Before we can create a map with this type of data we need a file that we can use to join data to. If you have seen previous posts you will see that we have used a basemap from Geocommons . I will be using this baseman again for this post. Download the file and then save it as World.shp. Next, import it into Cartographica by choosing File > Import Vector Data. When the file is imported there will be a yellow triangle next to the layer in the Layer Stack. Click on the triangle and then click Set CRS. Choose the World-Wide Projections option and then find the WGS 84 / Pseudo-Mercator coordinate reference system and then click on the Set button. This process will assign a coordinate reference system to the World layer.
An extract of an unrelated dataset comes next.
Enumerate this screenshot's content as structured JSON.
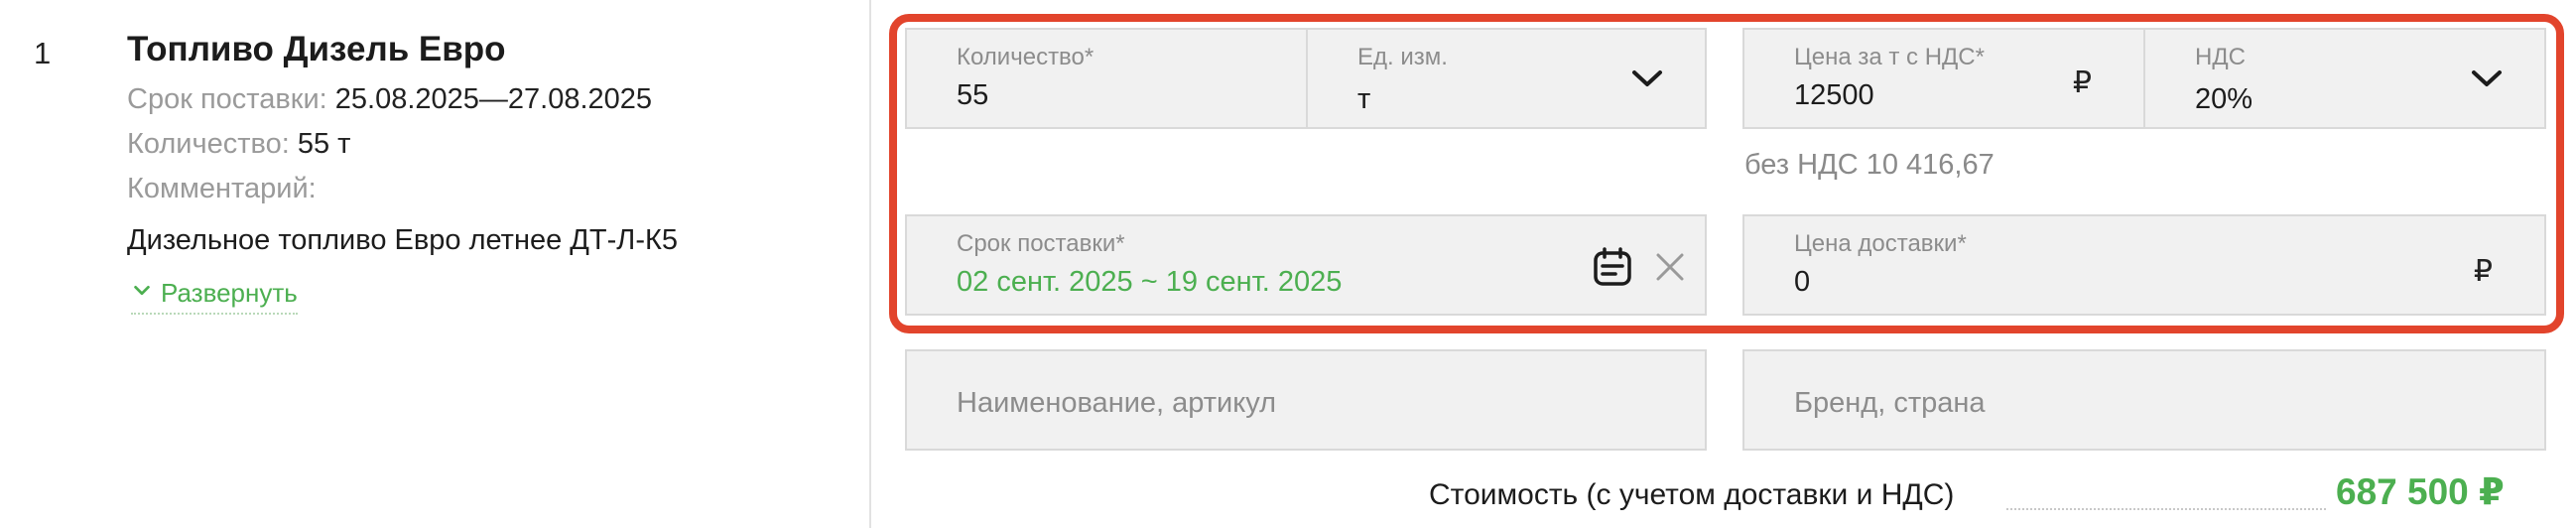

Next, we need to collect data to map. I searched for data on oil imports and exports and found the U.S. Energy Information Administration website. The link above will take you to a downloadable dataset for annual oil production by country. Download the Excel file at the top of the dataset. Once the file is downloaded open it in a spreadsheet application. To clean the data, delete the first two rows. Add a title to column A by typing in Country. Find a delete the row for the Former U.S.S.R., the Hawaiian Trade Zone, East and West Germany, Former Czechoslovakia, Former Serbia and Montenegro, and Former Yugoslavia (Essentially, any country with a data entry of "--" needs to be deleted). Once complete save the file as a .csv.
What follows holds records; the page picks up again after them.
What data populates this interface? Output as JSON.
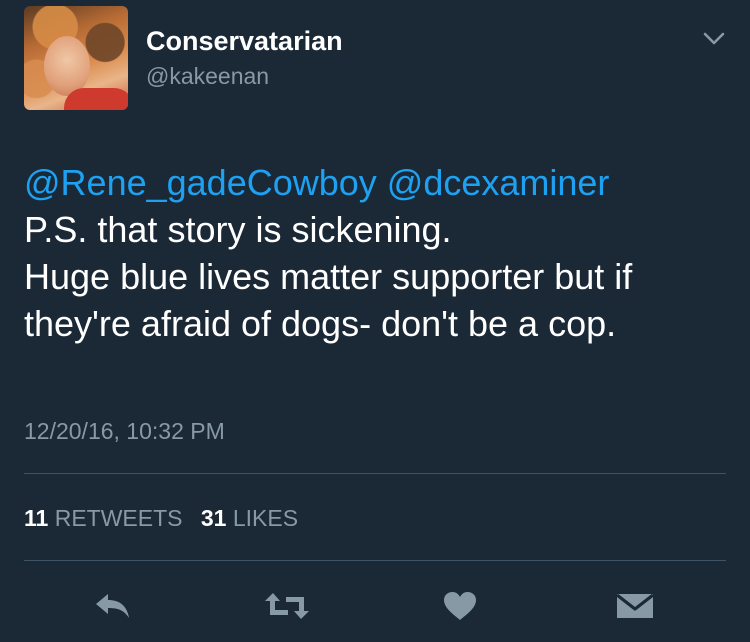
{
  "user": {
    "display_name": "Conservatarian",
    "handle": "@kakeenan"
  },
  "tweet": {
    "mentions": "@Rene_gadeCowboy @dcexaminer",
    "lines": [
      "P.S. that story is sickening.",
      "Huge blue lives matter supporter but if",
      "they're afraid of dogs- don't be a cop."
    ],
    "timestamp": "12/20/16, 10:32 PM"
  },
  "stats": {
    "retweets_count": "11",
    "retweets_label": "RETWEETS",
    "likes_count": "31",
    "likes_label": "LIKES"
  },
  "icons": {
    "menu": "chevron-down-icon",
    "reply": "reply-icon",
    "retweet": "retweet-icon",
    "like": "heart-icon",
    "message": "envelope-icon"
  },
  "colors": {
    "background": "#1b2836",
    "mention": "#1da1f2",
    "secondary_text": "#8899a6",
    "icon": "#8899a6"
  }
}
Next, we need to import and join the oil production dataset to the World basemap. To do this choose File > Import Table Data. Select the join tab in the top right. Change the Target Layer to World and then in the table to the left change the Map To option for the Country row to Name and then click Import. I provide an image of the Import File Window below.
Now we are ready to create the map of oil production by country. The dataset that we downloaded is nice because it has oil production over a number of years so we can create a change map indicating where the most oil production has increased, decreased, or stayed about the same. However, lets start by mapping oil production in 2006.
To create a choropleth map of the 2006 oil production double click on the World layer in the layer stack. Change the Based on option to 2006 and then click on the plus button ten times to add ten categories. Next, click on the gear box and choose Distribute with Natural Breaks (Jenks). Next Add a color palette by choosing Window > Show Color Palettes. Choose your desired color palette by clicking and dragging it to the table within the Layer Styles Window. I provide an image below of the 2006 oil production by country.
Next, use the same process as above except this time create a map for oil production in 2010. I provide the image of 2010 oil production below.
Finally, lets create a change in oil production map by create a new column (variable) that measure the change in oil production between 2010 and 2006. First, choose Layer > Add Column to create a new column. Next, choose Window > Show Layer Info. Find the New column and rename it "Change". Also, change the layer type from String to Number. Next, click the Set Formula button and then set up the formula to match the image below.
Finally, use the same process as above to create the change map. I provide an image below. Notice that the U.S. has been increasing its oil production since 2006, which corresponds with what the L.A. Times article reported.